Rug hooking has been my favourite craft for as long as I can remember. I’ve always tried to take in exhibitions and openings that feature textile artists, and I’ve long had the habit of strolling through the fabric store, touching all the soft and expensive yarns wistfully. I never felt like I had the time to learn. I finally bought my first beginner’s kit last March in the early, frantic days of the pandemic. Now, I’m rug-hooking constantly. Friends and family sent me patterns, burlap, and all kinds of hand-dyed fabric for the holidays, so I spent a few evenings this week working on an abstract piece. Rug-hooking is a very slow, methodic craft. You don’t rush, but you don’t need to focus the way you might with a quilt. This means you can listen to a podcast or watch a movie simultaneously. I paired my crafting with two cups of lavender tea in my favourite mustard yellow mug, some homemade molasses loaf, and the 'Fiasco' episode of This American Life. My dog fell asleep on the rug in front of me, so the whole thing felt idyllic.
Good luck to everyone attempting a Dry January! May the odds be ever in your favour!
2.5 cups all purpose flour
½ cup of bread flour
1 packet Instant Yeast (2 ¼ teaspoons if you’ve bought it in bulk)
1 tablespoon granulated sugar

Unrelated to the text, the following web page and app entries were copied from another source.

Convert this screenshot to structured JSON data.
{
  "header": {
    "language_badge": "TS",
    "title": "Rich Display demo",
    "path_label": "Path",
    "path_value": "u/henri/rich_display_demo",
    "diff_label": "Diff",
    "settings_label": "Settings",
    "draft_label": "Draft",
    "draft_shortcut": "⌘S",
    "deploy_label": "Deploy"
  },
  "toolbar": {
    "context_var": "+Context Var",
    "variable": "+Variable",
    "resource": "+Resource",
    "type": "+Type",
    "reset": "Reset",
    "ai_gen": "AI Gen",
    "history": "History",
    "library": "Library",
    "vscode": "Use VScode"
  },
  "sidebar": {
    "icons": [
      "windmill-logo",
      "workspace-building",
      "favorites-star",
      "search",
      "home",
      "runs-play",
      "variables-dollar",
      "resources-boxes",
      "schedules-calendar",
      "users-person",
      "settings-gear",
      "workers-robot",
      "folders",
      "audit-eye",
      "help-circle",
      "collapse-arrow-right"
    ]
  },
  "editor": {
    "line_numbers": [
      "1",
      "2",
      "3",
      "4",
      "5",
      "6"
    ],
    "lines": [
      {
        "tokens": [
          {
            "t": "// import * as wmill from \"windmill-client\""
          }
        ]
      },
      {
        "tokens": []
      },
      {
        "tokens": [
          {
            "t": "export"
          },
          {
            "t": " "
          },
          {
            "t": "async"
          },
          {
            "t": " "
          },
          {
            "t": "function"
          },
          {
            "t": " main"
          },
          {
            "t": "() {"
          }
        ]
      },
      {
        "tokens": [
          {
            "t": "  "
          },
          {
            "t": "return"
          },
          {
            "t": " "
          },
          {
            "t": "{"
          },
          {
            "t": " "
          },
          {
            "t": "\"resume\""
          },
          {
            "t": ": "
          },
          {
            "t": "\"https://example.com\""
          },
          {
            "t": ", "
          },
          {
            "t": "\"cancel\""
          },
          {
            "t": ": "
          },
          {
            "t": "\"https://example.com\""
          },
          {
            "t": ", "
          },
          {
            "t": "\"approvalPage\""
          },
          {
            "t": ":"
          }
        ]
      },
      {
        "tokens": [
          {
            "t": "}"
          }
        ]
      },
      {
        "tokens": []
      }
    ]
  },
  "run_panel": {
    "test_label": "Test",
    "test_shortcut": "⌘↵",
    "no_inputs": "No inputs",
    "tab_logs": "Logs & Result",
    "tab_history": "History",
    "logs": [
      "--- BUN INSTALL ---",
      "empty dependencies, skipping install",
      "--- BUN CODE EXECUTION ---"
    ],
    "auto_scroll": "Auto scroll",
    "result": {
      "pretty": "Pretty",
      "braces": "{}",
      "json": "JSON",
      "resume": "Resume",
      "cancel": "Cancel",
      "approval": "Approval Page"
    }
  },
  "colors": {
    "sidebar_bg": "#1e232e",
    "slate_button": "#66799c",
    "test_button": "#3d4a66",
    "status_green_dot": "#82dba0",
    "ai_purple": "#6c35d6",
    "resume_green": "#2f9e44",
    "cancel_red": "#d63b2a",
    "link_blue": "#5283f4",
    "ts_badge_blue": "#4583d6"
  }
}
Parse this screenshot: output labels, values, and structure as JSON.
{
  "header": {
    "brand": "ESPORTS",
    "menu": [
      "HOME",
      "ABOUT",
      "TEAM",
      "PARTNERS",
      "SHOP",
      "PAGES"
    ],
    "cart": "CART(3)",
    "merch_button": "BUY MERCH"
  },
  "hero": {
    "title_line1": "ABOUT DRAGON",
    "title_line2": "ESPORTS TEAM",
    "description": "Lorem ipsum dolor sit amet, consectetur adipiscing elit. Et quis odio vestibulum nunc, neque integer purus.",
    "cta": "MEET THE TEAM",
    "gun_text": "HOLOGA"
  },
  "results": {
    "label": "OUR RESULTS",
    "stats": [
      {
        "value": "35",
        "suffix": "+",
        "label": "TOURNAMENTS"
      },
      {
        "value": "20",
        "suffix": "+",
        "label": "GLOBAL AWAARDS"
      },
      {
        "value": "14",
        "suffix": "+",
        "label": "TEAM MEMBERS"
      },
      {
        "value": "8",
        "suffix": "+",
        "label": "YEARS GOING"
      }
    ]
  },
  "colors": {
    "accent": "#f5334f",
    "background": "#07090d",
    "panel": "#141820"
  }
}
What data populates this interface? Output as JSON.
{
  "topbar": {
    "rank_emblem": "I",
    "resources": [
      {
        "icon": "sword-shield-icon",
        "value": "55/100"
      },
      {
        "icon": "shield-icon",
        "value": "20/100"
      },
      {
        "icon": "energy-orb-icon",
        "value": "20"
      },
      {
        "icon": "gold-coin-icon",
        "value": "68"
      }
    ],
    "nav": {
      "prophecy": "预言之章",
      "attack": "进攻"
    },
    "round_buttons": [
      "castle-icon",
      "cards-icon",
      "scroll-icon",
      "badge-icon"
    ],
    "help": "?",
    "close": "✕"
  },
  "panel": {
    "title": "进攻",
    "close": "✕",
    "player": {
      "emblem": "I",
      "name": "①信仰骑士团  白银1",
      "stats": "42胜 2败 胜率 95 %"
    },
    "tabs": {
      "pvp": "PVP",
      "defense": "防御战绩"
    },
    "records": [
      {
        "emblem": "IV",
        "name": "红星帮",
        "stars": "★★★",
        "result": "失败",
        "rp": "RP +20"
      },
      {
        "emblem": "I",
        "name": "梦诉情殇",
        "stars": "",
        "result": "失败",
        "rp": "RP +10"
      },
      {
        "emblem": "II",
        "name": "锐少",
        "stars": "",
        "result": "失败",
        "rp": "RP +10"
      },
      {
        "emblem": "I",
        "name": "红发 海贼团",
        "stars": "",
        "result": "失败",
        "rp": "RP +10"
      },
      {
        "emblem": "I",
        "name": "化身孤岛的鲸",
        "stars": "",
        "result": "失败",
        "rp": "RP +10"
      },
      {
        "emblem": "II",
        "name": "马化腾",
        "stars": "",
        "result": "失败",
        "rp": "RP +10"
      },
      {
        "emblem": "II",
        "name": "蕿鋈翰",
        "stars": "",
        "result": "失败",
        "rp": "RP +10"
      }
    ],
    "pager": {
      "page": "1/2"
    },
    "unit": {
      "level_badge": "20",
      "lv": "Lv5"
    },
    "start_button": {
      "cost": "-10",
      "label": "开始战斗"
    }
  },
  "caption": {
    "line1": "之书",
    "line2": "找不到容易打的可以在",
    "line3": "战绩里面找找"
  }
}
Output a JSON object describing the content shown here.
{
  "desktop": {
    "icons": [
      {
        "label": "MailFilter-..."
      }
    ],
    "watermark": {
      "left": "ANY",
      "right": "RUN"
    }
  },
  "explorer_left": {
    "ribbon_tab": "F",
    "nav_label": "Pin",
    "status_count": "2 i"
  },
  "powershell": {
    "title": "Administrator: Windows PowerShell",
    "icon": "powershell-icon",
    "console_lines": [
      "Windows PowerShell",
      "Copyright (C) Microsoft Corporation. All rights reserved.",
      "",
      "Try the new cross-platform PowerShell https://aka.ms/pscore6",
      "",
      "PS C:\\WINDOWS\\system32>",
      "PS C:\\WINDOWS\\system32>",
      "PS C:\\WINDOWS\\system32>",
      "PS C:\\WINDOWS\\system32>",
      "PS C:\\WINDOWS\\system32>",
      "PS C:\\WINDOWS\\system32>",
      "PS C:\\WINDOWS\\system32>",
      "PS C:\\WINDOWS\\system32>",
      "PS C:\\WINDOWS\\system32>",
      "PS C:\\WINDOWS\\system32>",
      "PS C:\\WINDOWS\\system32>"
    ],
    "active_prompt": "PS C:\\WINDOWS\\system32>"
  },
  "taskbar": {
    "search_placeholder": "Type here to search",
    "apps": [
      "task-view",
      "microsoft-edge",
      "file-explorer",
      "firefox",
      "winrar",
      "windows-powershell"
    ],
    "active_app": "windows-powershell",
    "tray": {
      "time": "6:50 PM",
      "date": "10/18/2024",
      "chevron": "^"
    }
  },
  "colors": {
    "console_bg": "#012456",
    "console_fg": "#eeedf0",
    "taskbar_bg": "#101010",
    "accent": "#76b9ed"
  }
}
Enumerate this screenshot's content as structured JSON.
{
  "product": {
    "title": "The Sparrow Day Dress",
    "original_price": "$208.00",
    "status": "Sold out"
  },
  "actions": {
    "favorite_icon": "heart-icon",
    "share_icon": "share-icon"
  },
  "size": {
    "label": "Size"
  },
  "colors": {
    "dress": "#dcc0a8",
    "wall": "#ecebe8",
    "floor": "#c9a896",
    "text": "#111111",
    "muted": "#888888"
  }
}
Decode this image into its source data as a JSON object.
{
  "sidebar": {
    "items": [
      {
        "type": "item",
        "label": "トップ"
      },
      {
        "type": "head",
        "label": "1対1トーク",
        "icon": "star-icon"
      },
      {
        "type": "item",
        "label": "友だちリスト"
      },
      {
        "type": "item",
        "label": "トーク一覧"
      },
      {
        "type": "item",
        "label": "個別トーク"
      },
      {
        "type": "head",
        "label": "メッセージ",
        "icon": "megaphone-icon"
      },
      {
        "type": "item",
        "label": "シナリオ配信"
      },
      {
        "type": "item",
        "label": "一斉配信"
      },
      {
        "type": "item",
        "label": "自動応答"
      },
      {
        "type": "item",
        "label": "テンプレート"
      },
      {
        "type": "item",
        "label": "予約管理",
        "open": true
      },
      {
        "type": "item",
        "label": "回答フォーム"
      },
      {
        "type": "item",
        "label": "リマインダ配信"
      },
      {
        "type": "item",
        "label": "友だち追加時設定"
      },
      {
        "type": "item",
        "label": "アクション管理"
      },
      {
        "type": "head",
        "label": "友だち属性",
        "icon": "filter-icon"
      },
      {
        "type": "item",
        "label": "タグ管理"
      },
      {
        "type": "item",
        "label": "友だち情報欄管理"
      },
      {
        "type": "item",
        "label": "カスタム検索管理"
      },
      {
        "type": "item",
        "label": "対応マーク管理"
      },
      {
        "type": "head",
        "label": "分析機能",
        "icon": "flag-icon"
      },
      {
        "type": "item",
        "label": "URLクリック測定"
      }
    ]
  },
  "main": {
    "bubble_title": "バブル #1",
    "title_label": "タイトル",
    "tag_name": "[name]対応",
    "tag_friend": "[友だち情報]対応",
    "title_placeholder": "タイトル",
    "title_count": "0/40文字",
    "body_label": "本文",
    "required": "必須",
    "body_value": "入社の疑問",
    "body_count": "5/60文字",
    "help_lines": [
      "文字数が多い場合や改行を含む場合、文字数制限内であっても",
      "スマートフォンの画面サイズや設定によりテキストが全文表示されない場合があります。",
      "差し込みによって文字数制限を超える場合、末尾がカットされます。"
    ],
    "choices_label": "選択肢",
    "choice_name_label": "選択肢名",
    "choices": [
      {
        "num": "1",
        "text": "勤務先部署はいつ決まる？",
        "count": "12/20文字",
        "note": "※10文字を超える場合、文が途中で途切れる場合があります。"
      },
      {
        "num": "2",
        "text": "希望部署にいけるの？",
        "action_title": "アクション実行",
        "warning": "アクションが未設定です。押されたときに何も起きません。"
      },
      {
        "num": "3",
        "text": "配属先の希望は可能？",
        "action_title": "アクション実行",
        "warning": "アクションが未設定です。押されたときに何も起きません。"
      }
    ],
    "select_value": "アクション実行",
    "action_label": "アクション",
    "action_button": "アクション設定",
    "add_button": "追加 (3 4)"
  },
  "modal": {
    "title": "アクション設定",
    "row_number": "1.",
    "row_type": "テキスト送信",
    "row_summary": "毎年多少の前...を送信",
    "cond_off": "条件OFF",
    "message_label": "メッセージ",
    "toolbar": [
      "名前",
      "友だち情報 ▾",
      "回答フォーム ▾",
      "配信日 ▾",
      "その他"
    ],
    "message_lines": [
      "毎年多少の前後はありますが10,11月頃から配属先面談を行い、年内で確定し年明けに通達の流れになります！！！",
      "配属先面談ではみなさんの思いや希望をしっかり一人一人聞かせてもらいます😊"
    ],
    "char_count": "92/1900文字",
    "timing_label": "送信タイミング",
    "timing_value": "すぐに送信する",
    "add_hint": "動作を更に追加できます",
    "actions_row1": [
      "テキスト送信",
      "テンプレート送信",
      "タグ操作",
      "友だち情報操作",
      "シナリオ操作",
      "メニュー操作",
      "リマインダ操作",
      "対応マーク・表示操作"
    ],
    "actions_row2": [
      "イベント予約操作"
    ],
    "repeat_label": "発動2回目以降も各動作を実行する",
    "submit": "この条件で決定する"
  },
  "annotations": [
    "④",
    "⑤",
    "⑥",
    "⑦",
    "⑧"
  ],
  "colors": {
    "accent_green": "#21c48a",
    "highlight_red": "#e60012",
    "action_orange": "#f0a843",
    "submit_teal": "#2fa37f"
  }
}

2 teaspoon salt
3/4 cup milk (I like to use buttermilk, which adds a richer flavour, but milk is easier to find and still works great)
1/2 cup water
3 tablespoons unsalted butter
1/3 cup of mashed potatoes
1 large egg
Combine 1 cup flour, yeast, sugar, and salt in the bowl of a stand mixer fitted with the paddle attachment.
Combine water, milk and butter in a pan and heat gently. Once the liquids feel as warm as bath water, add in your mashed potatoes.
Pour the liquid ingredients into the dry ingredients and mix with the dough hook for 1 minute on medium speed. Add egg and 1 cup flour and mix another 1 minute. Add a third cup of flour and mix until your dough comes together to a soft dough. It will be slightly sticky to the touch.
Turn out the dough onto a floured surface and dust it with flour. Knead for ten minutes by hand, or about 7 in the mixer.
Divide dough into 12 equal pieces. Roll each into a ball and place into a buttered or oiled pan. Cover and let rise until doubled. This takes about an hour and fifteen minutes, so I usually devote this time to a crossword.
Preheat the oven to 375°F. Bake for 20-28 minutes, or until rolls are golden. Be sure to rotate the pan if needed partway through baking to ensure the rolls get evenly golden.
Brush hot rolls with melted butter and sprinkle on some freshly chopped rosemary, caraway seeds, and flakey sea salt.